The AHRI has asked to intervene in two lawsuits dealing with the Energy Department’s proposed efficiency standards for commercial boilers.

The identical federal lawsuits, filed in northern California, ask the department to compete its rulemaking on a number of energy efficiency standards that were put out as drafts in the waning days of the Obama administration. The lawsuits were brought by the National Resources Defense Council, Sierra Club, 11 states’ attorneys general and a city attorney.

Since the inauguration of President Donald Trump, the proposals have been part of a hold on regulations issued by the White House.

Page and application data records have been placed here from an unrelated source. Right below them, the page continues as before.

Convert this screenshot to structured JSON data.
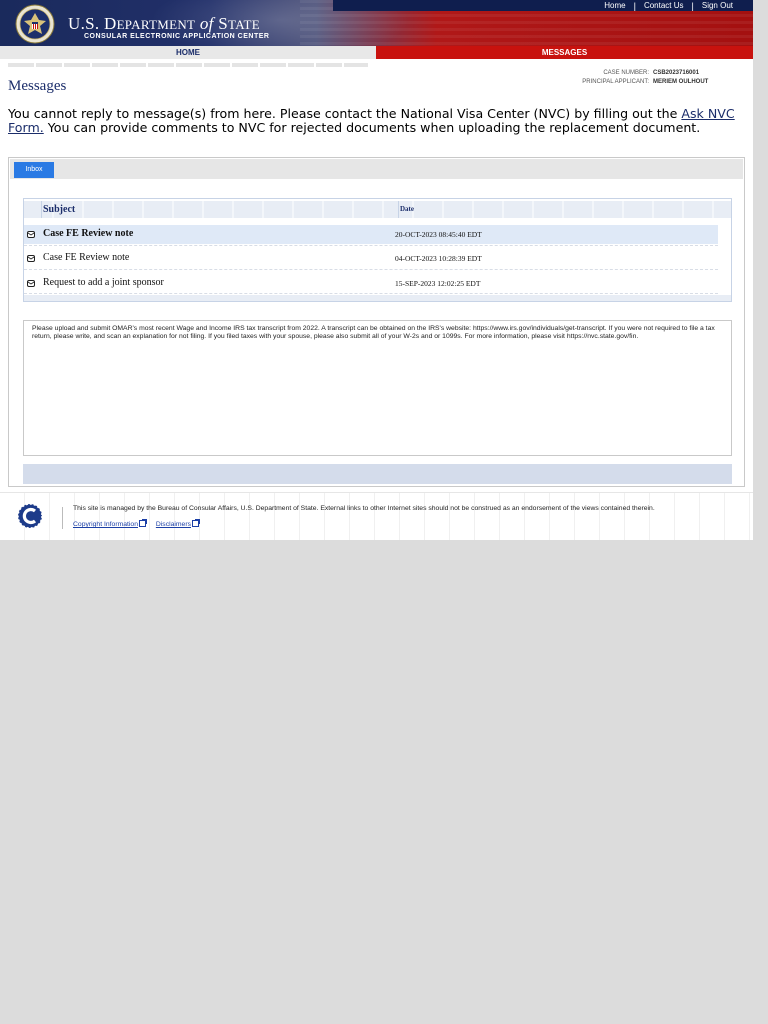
{
  "header": {
    "top_links": [
      "Home",
      "Contact Us",
      "Sign Out"
    ],
    "dept_title_part1": "U.S. D",
    "dept_title_part2": "EPARTMENT",
    "dept_title_of": "of",
    "dept_title_part3": "S",
    "dept_title_part4": "TATE",
    "dept_subtitle": "CONSULAR ELECTRONIC APPLICATION CENTER"
  },
  "nav": {
    "home": "HOME",
    "messages": "MESSAGES"
  },
  "page_title": "Messages",
  "case_info": {
    "case_number_label": "CASE NUMBER:",
    "case_number": "CSB2023716001",
    "principal_label": "PRINCIPAL APPLICANT:",
    "principal_name": "MERIEM OULHOUT"
  },
  "notice": {
    "text1": "You cannot reply to message(s) from here.  Please contact the National Visa Center (NVC) by filling out the ",
    "link": "Ask NVC Form.",
    "text2": "  You can provide comments to NVC for rejected documents when uploading the replacement document."
  },
  "inbox_tab": "Inbox",
  "table": {
    "col_subject": "Subject",
    "col_date": "Date",
    "rows": [
      {
        "subject": "Case FE Review note",
        "date": "20-OCT-2023 08:45:40 EDT"
      },
      {
        "subject": "Case FE Review note",
        "date": "04-OCT-2023 10:28:39 EDT"
      },
      {
        "subject": "Request to add a joint sponsor",
        "date": "15-SEP-2023 12:02:25 EDT"
      }
    ]
  },
  "message_body": "Please upload and submit OMAR's most recent Wage and Income IRS tax transcript from 2022. A transcript can be obtained on the IRS's website: https://www.irs.gov/individuals/get-transcript. If you were not required to file a tax return, please write, and scan an explanation for not filing. If you filed taxes with your spouse, please also submit all of your W-2s and or 1099s. For more information, please visit https://nvc.state.gov/fin.",
  "footer": {
    "text": "This site is managed by the Bureau of Consular Affairs, U.S. Department of State. External links to other Internet sites should not be construed as an endorsement of the views contained therein.",
    "copyright": "Copyright Information",
    "disclaimers": "Disclaimers"
  },
  "colors": {
    "navy": "#1b2d6a",
    "red": "#c8120e",
    "tab_blue": "#2a7ae4",
    "selected_row": "#dfe9f7"
  }
}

Many of the suggested rules have not been published for a 45-day public review, which was mandated in 2016 by the settlement of a lawsuit filed by the Air-Conditioning, Heating and Refrigeration Institute over proposed walk-in cooler and freeze regulations.

"AHRI's interest in this lawsuit lies in the defined breadth and scope of the error-correction rule, which was the result of our settlement with DOE in prior litigation," said AHRI President and CEO Stephen Yurek. "Because this lawsuit will likely result in a determination of DOE's ability to modify or withdraw pre-published rules, our industry requires a seat at the table if and when discussions take place."

The NRDC, Sierra Club and other plaintiffs say that under the correction rule, pre-published rules can only be changed to correct faulty math or typos and they must be finalized at the end of the 45-day review.

“Our motion will ensure that we are a participant in all relevant discussions and that we retain the ability to advocate for greater flexibility and greater stakeholder engagement in DOE’s rulemaking process,” Yurek said.